WHAT NEEDS TO BE DONE:
Could you copy every record below exactly as it stands?

[DATA EXCERPTS — start]

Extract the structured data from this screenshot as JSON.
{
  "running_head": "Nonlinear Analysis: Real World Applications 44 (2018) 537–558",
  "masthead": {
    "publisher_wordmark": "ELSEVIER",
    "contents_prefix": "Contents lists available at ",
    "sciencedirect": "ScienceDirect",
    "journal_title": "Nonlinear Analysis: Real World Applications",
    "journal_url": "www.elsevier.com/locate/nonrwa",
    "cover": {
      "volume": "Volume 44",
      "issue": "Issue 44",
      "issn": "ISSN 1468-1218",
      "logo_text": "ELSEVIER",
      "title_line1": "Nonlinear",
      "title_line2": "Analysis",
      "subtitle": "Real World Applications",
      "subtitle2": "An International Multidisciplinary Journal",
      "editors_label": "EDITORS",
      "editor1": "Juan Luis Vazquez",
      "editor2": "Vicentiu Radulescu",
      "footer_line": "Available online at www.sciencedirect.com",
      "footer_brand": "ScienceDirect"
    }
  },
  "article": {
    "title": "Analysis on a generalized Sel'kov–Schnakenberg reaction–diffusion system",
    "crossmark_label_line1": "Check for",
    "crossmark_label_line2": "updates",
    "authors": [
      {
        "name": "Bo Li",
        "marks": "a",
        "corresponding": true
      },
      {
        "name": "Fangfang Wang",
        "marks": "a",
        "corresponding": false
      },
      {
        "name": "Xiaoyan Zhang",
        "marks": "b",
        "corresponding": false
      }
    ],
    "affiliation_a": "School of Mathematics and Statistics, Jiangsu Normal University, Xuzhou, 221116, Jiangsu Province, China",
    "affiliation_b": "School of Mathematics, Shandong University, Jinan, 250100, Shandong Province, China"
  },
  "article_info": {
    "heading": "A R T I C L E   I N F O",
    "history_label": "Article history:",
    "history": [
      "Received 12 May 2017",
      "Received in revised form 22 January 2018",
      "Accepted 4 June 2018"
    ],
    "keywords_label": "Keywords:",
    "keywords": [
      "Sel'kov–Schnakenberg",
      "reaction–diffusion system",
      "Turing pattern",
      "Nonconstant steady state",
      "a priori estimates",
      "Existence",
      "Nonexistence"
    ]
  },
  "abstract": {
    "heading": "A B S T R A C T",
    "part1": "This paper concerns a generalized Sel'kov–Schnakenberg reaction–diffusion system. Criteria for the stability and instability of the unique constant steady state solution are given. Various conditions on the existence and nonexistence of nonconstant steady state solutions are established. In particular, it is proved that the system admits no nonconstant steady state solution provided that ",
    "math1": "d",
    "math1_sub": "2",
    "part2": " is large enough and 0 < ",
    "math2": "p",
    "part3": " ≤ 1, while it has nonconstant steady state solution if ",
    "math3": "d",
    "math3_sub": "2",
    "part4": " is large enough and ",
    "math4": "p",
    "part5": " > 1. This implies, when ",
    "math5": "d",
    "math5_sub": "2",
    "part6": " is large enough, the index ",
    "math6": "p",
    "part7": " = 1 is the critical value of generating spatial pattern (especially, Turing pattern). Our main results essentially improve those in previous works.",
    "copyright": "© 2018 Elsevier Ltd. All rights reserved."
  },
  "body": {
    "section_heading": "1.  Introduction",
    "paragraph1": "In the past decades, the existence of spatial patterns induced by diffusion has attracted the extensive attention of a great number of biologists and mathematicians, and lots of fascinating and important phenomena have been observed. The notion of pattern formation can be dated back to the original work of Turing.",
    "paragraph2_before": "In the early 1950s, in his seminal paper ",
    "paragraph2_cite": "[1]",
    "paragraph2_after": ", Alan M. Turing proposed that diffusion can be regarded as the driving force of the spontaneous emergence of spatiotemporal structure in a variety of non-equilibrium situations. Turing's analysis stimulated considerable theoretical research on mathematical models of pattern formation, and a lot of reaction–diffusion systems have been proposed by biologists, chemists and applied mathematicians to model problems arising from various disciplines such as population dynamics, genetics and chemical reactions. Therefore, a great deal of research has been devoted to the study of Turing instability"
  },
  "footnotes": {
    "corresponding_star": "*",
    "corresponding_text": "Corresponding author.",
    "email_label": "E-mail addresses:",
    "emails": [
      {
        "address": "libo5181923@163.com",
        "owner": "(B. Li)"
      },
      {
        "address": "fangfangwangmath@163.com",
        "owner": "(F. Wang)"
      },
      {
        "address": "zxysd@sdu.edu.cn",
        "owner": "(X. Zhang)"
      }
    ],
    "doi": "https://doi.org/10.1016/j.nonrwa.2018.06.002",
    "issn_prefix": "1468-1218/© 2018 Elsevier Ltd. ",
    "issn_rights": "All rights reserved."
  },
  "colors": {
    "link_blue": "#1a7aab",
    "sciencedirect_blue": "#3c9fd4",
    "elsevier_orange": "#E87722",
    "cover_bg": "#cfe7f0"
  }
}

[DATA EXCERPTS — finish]

EXERCISE RESULT:
Extract the structured data from this screenshot as JSON.
{
  "running_head": "Nonlinear Analysis: Real World Applications 44 (2018) 537–558",
  "masthead": {
    "publisher_wordmark": "ELSEVIER",
    "contents_prefix": "Contents lists available at ",
    "sciencedirect": "ScienceDirect",
    "journal_title": "Nonlinear Analysis: Real World Applications",
    "journal_url": "www.elsevier.com/locate/nonrwa",
    "cover": {
      "volume": "Volume 44",
      "issue": "Issue 44",
      "issn": "ISSN 1468-1218",
      "logo_text": "ELSEVIER",
      "title_line1": "Nonlinear",
      "title_line2": "Analysis",
      "subtitle": "Real World Applications",
      "subtitle2": "An International Multidisciplinary Journal",
      "editors_label": "EDITORS",
      "editor1": "Juan Luis Vazquez",
      "editor2": "Vicentiu Radulescu",
      "footer_line": "Available online at www.sciencedirect.com",
      "footer_brand": "ScienceDirect"
    }
  },
  "article": {
    "title": "Analysis on a generalized Sel'kov–Schnakenberg reaction–diffusion system",
    "crossmark_label_line1": "Check for",
    "crossmark_label_line2": "updates",
    "authors": [
      {
        "name": "Bo Li",
        "marks": "a",
        "corresponding": true
      },
      {
        "name": "Fangfang Wang",
        "marks": "a",
        "corresponding": false
      },
      {
        "name": "Xiaoyan Zhang",
        "marks": "b",
        "corresponding": false
      }
    ],
    "affiliation_a": "School of Mathematics and Statistics, Jiangsu Normal University, Xuzhou, 221116, Jiangsu Province, China",
    "affiliation_b": "School of Mathematics, Shandong University, Jinan, 250100, Shandong Province, China"
  },
  "article_info": {
    "heading": "A R T I C L E   I N F O",
    "history_label": "Article history:",
    "history": [
      "Received 12 May 2017",
      "Received in revised form 22 January 2018",
      "Accepted 4 June 2018"
    ],
    "keywords_label": "Keywords:",
    "keywords": [
      "Sel'kov–Schnakenberg",
      "reaction–diffusion system",
      "Turing pattern",
      "Nonconstant steady state",
      "a priori estimates",
      "Existence",
      "Nonexistence"
    ]
  },
  "abstract": {
    "heading": "A B S T R A C T",
    "part1": "This paper concerns a generalized Sel'kov–Schnakenberg reaction–diffusion system. Criteria for the stability and instability of the unique constant steady state solution are given. Various conditions on the existence and nonexistence of nonconstant steady state solutions are established. In particular, it is proved that the system admits no nonconstant steady state solution provided that ",
    "math1": "d",
    "math1_sub": "2",
    "part2": " is large enough and 0 < ",
    "math2": "p",
    "part3": " ≤ 1, while it has nonconstant steady state solution if ",
    "math3": "d",
    "math3_sub": "2",
    "part4": " is large enough and ",
    "math4": "p",
    "part5": " > 1. This implies, when ",
    "math5": "d",
    "math5_sub": "2",
    "part6": " is large enough, the index ",
    "math6": "p",
    "part7": " = 1 is the critical value of generating spatial pattern (especially, Turing pattern). Our main results essentially improve those in previous works.",
    "copyright": "© 2018 Elsevier Ltd. All rights reserved."
  },
  "body": {
    "section_heading": "1.  Introduction",
    "paragraph1": "In the past decades, the existence of spatial patterns induced by diffusion has attracted the extensive attention of a great number of biologists and mathematicians, and lots of fascinating and important phenomena have been observed. The notion of pattern formation can be dated back to the original work of Turing.",
    "paragraph2_before": "In the early 1950s, in his seminal paper ",
    "paragraph2_cite": "[1]",
    "paragraph2_after": ", Alan M. Turing proposed that diffusion can be regarded as the driving force of the spontaneous emergence of spatiotemporal structure in a variety of non-equilibrium situations. Turing's analysis stimulated considerable theoretical research on mathematical models of pattern formation, and a lot of reaction–diffusion systems have been proposed by biologists, chemists and applied mathematicians to model problems arising from various disciplines such as population dynamics, genetics and chemical reactions. Therefore, a great deal of research has been devoted to the study of Turing instability"
  },
  "footnotes": {
    "corresponding_star": "*",
    "corresponding_text": "Corresponding author.",
    "email_label": "E-mail addresses:",
    "emails": [
      {
        "address": "libo5181923@163.com",
        "owner": "(B. Li)"
      },
      {
        "address": "fangfangwangmath@163.com",
        "owner": "(F. Wang)"
      },
      {
        "address": "zxysd@sdu.edu.cn",
        "owner": "(X. Zhang)"
      }
    ],
    "doi": "https://doi.org/10.1016/j.nonrwa.2018.06.002",
    "issn_prefix": "1468-1218/© 2018 Elsevier Ltd. ",
    "issn_rights": "All rights reserved."
  },
  "colors": {
    "link_blue": "#1a7aab",
    "sciencedirect_blue": "#3c9fd4",
    "elsevier_orange": "#E87722",
    "cover_bg": "#cfe7f0"
  }
}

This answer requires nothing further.